→ Aim of the exercise
Please restate the listing below in full, word for word.

→ Exercise inputs
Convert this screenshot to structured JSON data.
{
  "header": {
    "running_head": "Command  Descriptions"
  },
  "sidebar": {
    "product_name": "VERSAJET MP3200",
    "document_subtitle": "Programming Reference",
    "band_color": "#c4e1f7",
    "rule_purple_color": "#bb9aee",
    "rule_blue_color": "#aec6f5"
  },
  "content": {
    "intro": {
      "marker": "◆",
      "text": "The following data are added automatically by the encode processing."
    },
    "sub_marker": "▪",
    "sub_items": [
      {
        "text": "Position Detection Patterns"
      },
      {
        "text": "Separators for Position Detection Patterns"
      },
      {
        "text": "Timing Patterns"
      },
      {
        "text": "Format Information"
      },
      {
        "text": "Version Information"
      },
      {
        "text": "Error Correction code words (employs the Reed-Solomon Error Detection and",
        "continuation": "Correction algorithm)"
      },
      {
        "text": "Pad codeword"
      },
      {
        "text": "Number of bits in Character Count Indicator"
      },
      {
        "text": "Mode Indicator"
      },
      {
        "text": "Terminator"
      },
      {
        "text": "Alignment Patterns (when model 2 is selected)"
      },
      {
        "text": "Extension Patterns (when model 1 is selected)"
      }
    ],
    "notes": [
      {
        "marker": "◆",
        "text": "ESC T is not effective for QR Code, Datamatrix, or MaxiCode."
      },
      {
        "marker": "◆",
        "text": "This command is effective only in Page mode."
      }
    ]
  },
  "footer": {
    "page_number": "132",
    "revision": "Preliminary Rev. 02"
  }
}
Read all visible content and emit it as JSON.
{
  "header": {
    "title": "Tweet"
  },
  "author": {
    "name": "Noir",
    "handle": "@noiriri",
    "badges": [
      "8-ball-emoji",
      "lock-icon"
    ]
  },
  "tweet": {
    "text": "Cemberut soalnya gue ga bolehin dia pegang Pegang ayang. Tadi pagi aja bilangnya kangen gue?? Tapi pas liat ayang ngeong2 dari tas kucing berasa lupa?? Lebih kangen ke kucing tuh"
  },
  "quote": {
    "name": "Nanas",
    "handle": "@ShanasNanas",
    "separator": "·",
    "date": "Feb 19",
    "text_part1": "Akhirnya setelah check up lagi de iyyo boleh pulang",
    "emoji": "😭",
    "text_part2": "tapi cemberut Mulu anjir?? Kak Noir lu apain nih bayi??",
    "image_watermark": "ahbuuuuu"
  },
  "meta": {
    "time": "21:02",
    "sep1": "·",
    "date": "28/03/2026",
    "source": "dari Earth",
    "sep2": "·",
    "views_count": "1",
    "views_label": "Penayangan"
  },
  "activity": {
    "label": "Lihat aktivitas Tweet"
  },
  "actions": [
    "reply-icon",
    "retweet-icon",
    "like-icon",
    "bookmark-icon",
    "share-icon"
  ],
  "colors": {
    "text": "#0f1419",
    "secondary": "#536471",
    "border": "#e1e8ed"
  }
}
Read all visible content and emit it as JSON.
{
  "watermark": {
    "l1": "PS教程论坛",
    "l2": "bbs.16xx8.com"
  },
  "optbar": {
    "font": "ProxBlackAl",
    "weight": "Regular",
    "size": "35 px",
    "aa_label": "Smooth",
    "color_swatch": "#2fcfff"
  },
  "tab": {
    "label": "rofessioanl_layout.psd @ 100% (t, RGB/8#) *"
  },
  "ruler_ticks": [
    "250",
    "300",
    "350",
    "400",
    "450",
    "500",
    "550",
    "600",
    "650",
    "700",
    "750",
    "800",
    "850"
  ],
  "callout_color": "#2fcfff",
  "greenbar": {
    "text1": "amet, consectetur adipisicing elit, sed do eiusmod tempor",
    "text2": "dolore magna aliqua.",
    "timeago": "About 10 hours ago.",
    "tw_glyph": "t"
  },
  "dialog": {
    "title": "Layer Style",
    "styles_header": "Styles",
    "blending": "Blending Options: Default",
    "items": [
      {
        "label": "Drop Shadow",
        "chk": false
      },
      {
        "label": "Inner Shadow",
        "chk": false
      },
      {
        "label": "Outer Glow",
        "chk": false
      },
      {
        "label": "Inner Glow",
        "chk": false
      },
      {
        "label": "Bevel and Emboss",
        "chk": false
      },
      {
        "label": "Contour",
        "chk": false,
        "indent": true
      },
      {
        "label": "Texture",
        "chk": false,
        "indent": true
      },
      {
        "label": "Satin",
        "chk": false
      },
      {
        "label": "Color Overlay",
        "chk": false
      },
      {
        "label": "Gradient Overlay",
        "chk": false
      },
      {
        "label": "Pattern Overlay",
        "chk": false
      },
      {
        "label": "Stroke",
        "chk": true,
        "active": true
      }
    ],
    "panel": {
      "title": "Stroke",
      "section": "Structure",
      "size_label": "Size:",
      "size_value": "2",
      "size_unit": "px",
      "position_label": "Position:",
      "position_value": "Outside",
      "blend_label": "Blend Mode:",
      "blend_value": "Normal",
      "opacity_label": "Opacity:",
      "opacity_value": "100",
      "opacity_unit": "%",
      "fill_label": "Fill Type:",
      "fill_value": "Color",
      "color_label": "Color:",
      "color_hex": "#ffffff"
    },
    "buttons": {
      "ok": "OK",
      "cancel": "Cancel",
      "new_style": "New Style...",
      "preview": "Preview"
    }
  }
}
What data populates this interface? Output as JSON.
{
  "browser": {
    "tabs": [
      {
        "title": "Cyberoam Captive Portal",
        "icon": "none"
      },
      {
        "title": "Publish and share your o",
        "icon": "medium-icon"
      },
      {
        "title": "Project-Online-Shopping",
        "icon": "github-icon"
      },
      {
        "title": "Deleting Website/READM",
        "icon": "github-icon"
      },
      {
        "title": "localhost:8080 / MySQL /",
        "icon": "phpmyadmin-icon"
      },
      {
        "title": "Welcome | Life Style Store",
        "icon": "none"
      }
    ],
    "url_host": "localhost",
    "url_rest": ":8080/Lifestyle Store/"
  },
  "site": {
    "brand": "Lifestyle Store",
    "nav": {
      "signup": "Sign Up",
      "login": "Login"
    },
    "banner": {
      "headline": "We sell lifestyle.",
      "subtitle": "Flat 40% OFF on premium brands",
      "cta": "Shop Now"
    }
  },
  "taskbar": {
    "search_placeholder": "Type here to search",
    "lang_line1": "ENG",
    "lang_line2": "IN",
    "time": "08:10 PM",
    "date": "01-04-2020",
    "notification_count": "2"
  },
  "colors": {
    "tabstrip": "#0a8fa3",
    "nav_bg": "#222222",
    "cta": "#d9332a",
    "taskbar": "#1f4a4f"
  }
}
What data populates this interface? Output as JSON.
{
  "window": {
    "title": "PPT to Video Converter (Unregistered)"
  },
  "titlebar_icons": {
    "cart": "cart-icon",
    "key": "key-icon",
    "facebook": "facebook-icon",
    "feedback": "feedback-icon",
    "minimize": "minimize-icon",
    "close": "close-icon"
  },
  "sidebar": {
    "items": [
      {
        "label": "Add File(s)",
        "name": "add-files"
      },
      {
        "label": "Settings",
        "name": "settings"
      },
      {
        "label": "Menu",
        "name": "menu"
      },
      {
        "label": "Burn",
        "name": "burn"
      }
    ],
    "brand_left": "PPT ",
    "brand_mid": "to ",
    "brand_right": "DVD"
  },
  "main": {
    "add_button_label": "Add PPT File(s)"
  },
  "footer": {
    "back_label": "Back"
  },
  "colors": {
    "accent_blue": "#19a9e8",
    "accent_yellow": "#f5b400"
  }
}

→ Solution for this problem
Convert this screenshot to structured JSON data.
{
  "header": {
    "running_head": "Command  Descriptions"
  },
  "sidebar": {
    "product_name": "VERSAJET MP3200",
    "document_subtitle": "Programming Reference",
    "band_color": "#c4e1f7",
    "rule_purple_color": "#bb9aee",
    "rule_blue_color": "#aec6f5"
  },
  "content": {
    "intro": {
      "marker": "◆",
      "text": "The following data are added automatically by the encode processing."
    },
    "sub_marker": "▪",
    "sub_items": [
      {
        "text": "Position Detection Patterns"
      },
      {
        "text": "Separators for Position Detection Patterns"
      },
      {
        "text": "Timing Patterns"
      },
      {
        "text": "Format Information"
      },
      {
        "text": "Version Information"
      },
      {
        "text": "Error Correction code words (employs the Reed-Solomon Error Detection and",
        "continuation": "Correction algorithm)"
      },
      {
        "text": "Pad codeword"
      },
      {
        "text": "Number of bits in Character Count Indicator"
      },
      {
        "text": "Mode Indicator"
      },
      {
        "text": "Terminator"
      },
      {
        "text": "Alignment Patterns (when model 2 is selected)"
      },
      {
        "text": "Extension Patterns (when model 1 is selected)"
      }
    ],
    "notes": [
      {
        "marker": "◆",
        "text": "ESC T is not effective for QR Code, Datamatrix, or MaxiCode."
      },
      {
        "marker": "◆",
        "text": "This command is effective only in Page mode."
      }
    ]
  },
  "footer": {
    "page_number": "132",
    "revision": "Preliminary Rev. 02"
  }
}
Read all visible content and emit it as JSON.
{
  "header": {
    "title": "Tweet"
  },
  "author": {
    "name": "Noir",
    "handle": "@noiriri",
    "badges": [
      "8-ball-emoji",
      "lock-icon"
    ]
  },
  "tweet": {
    "text": "Cemberut soalnya gue ga bolehin dia pegang Pegang ayang. Tadi pagi aja bilangnya kangen gue?? Tapi pas liat ayang ngeong2 dari tas kucing berasa lupa?? Lebih kangen ke kucing tuh"
  },
  "quote": {
    "name": "Nanas",
    "handle": "@ShanasNanas",
    "separator": "·",
    "date": "Feb 19",
    "text_part1": "Akhirnya setelah check up lagi de iyyo boleh pulang",
    "emoji": "😭",
    "text_part2": "tapi cemberut Mulu anjir?? Kak Noir lu apain nih bayi??",
    "image_watermark": "ahbuuuuu"
  },
  "meta": {
    "time": "21:02",
    "sep1": "·",
    "date": "28/03/2026",
    "source": "dari Earth",
    "sep2": "·",
    "views_count": "1",
    "views_label": "Penayangan"
  },
  "activity": {
    "label": "Lihat aktivitas Tweet"
  },
  "actions": [
    "reply-icon",
    "retweet-icon",
    "like-icon",
    "bookmark-icon",
    "share-icon"
  ],
  "colors": {
    "text": "#0f1419",
    "secondary": "#536471",
    "border": "#e1e8ed"
  }
}
Read all visible content and emit it as JSON.
{
  "watermark": {
    "l1": "PS教程论坛",
    "l2": "bbs.16xx8.com"
  },
  "optbar": {
    "font": "ProxBlackAl",
    "weight": "Regular",
    "size": "35 px",
    "aa_label": "Smooth",
    "color_swatch": "#2fcfff"
  },
  "tab": {
    "label": "rofessioanl_layout.psd @ 100% (t, RGB/8#) *"
  },
  "ruler_ticks": [
    "250",
    "300",
    "350",
    "400",
    "450",
    "500",
    "550",
    "600",
    "650",
    "700",
    "750",
    "800",
    "850"
  ],
  "callout_color": "#2fcfff",
  "greenbar": {
    "text1": "amet, consectetur adipisicing elit, sed do eiusmod tempor",
    "text2": "dolore magna aliqua.",
    "timeago": "About 10 hours ago.",
    "tw_glyph": "t"
  },
  "dialog": {
    "title": "Layer Style",
    "styles_header": "Styles",
    "blending": "Blending Options: Default",
    "items": [
      {
        "label": "Drop Shadow",
        "chk": false
      },
      {
        "label": "Inner Shadow",
        "chk": false
      },
      {
        "label": "Outer Glow",
        "chk": false
      },
      {
        "label": "Inner Glow",
        "chk": false
      },
      {
        "label": "Bevel and Emboss",
        "chk": false
      },
      {
        "label": "Contour",
        "chk": false,
        "indent": true
      },
      {
        "label": "Texture",
        "chk": false,
        "indent": true
      },
      {
        "label": "Satin",
        "chk": false
      },
      {
        "label": "Color Overlay",
        "chk": false
      },
      {
        "label": "Gradient Overlay",
        "chk": false
      },
      {
        "label": "Pattern Overlay",
        "chk": false
      },
      {
        "label": "Stroke",
        "chk": true,
        "active": true
      }
    ],
    "panel": {
      "title": "Stroke",
      "section": "Structure",
      "size_label": "Size:",
      "size_value": "2",
      "size_unit": "px",
      "position_label": "Position:",
      "position_value": "Outside",
      "blend_label": "Blend Mode:",
      "blend_value": "Normal",
      "opacity_label": "Opacity:",
      "opacity_value": "100",
      "opacity_unit": "%",
      "fill_label": "Fill Type:",
      "fill_value": "Color",
      "color_label": "Color:",
      "color_hex": "#ffffff"
    },
    "buttons": {
      "ok": "OK",
      "cancel": "Cancel",
      "new_style": "New Style...",
      "preview": "Preview"
    }
  }
}
What data populates this interface? Output as JSON.
{
  "browser": {
    "tabs": [
      {
        "title": "Cyberoam Captive Portal",
        "icon": "none"
      },
      {
        "title": "Publish and share your o",
        "icon": "medium-icon"
      },
      {
        "title": "Project-Online-Shopping",
        "icon": "github-icon"
      },
      {
        "title": "Deleting Website/READM",
        "icon": "github-icon"
      },
      {
        "title": "localhost:8080 / MySQL /",
        "icon": "phpmyadmin-icon"
      },
      {
        "title": "Welcome | Life Style Store",
        "icon": "none"
      }
    ],
    "url_host": "localhost",
    "url_rest": ":8080/Lifestyle Store/"
  },
  "site": {
    "brand": "Lifestyle Store",
    "nav": {
      "signup": "Sign Up",
      "login": "Login"
    },
    "banner": {
      "headline": "We sell lifestyle.",
      "subtitle": "Flat 40% OFF on premium brands",
      "cta": "Shop Now"
    }
  },
  "taskbar": {
    "search_placeholder": "Type here to search",
    "lang_line1": "ENG",
    "lang_line2": "IN",
    "time": "08:10 PM",
    "date": "01-04-2020",
    "notification_count": "2"
  },
  "colors": {
    "tabstrip": "#0a8fa3",
    "nav_bg": "#222222",
    "cta": "#d9332a",
    "taskbar": "#1f4a4f"
  }
}
What data populates this interface? Output as JSON.
{
  "window": {
    "title": "PPT to Video Converter (Unregistered)"
  },
  "titlebar_icons": {
    "cart": "cart-icon",
    "key": "key-icon",
    "facebook": "facebook-icon",
    "feedback": "feedback-icon",
    "minimize": "minimize-icon",
    "close": "close-icon"
  },
  "sidebar": {
    "items": [
      {
        "label": "Add File(s)",
        "name": "add-files"
      },
      {
        "label": "Settings",
        "name": "settings"
      },
      {
        "label": "Menu",
        "name": "menu"
      },
      {
        "label": "Burn",
        "name": "burn"
      }
    ],
    "brand_left": "PPT ",
    "brand_mid": "to ",
    "brand_right": "DVD"
  },
  "main": {
    "add_button_label": "Add PPT File(s)"
  },
  "footer": {
    "back_label": "Back"
  },
  "colors": {
    "accent_blue": "#19a9e8",
    "accent_yellow": "#f5b400"
  }
}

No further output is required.